We all know the importance of schools ensuring eSafety polices and their approach to online safety is robust. To help with the process consider asking
Al Kingsley examinines the foundations of a school’s EdTech strategy and how school leaders can embark on their own strategic journey.
The DfE will publish an updated version of the Keeping Children Safe in Education statutory guidance document on 2nd September 2019.
School bullying is becoming more prevalent worldwide. In many schools’ students have access to technology and the internet…
It’s always so inspiring working with teachers and children, as together ideas spark and aren’t restricted by today’s technology – they’re always looking to a better tomorrow.
Al Kingsley talks keeping pupils safe online
Whose job is it to keep children safe online? Where do the responsibilities begin and end for the school?
Children don’t stop using the internet outside of school hours, and, without the appropriate knowledge of how to stay safe or a good example from others in their household, the risks remain.
Now that technology is present in the majority of school classrooms, students are required to use it every day to collaborate, communicate and learn. If they can develop good digital citizenship skills and do this in a responsible and safe way, then they not only protect themselves,

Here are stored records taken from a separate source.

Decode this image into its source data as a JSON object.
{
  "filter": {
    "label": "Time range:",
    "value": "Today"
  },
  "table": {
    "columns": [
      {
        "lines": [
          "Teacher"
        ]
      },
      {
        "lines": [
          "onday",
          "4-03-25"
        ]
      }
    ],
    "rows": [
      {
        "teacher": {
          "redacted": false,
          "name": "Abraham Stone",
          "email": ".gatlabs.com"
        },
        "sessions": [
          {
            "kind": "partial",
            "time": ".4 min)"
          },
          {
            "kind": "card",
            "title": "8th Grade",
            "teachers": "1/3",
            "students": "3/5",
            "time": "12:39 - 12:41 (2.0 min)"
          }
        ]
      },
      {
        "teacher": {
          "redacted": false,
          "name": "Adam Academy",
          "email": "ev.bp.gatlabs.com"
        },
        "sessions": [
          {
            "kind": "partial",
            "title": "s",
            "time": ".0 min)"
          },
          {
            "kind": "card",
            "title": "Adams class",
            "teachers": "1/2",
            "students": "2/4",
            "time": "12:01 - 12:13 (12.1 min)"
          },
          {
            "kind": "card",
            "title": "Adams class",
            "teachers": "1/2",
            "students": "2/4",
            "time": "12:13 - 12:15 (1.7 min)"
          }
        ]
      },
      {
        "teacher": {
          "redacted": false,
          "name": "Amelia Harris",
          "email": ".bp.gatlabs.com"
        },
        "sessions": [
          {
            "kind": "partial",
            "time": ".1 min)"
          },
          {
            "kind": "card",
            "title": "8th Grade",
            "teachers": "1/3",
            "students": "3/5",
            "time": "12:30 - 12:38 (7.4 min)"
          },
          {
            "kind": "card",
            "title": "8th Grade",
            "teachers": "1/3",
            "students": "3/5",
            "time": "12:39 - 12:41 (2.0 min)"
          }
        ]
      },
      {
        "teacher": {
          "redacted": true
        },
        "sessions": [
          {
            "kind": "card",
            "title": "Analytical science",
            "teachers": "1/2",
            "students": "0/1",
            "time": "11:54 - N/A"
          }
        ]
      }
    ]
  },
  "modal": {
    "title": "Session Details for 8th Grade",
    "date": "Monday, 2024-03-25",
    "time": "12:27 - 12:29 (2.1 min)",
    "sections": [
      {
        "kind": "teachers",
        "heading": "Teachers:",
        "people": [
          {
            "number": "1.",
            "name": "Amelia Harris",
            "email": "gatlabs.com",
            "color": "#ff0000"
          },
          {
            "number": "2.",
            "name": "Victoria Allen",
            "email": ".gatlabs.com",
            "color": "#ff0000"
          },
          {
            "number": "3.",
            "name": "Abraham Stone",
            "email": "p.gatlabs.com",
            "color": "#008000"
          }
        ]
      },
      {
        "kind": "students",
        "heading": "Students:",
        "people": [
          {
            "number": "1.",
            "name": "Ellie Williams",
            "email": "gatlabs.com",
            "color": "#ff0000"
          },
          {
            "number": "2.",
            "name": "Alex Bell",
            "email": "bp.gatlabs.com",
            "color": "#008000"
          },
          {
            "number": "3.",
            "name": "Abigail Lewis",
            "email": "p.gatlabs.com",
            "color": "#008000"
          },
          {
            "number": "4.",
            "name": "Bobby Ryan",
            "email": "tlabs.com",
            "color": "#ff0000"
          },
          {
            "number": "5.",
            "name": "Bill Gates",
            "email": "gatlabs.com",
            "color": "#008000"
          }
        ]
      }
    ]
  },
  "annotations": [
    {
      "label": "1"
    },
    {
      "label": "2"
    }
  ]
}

The Department of Education’s (DfE) 2018 update includes interesting additions for governors, heads and academy proprietors. The amendments can be grouped under the banners of technology, training and governance.
The Department for Education has revised the guidance Keeping children safe in education: statutory guidance for schools and colleges, after its consultation period.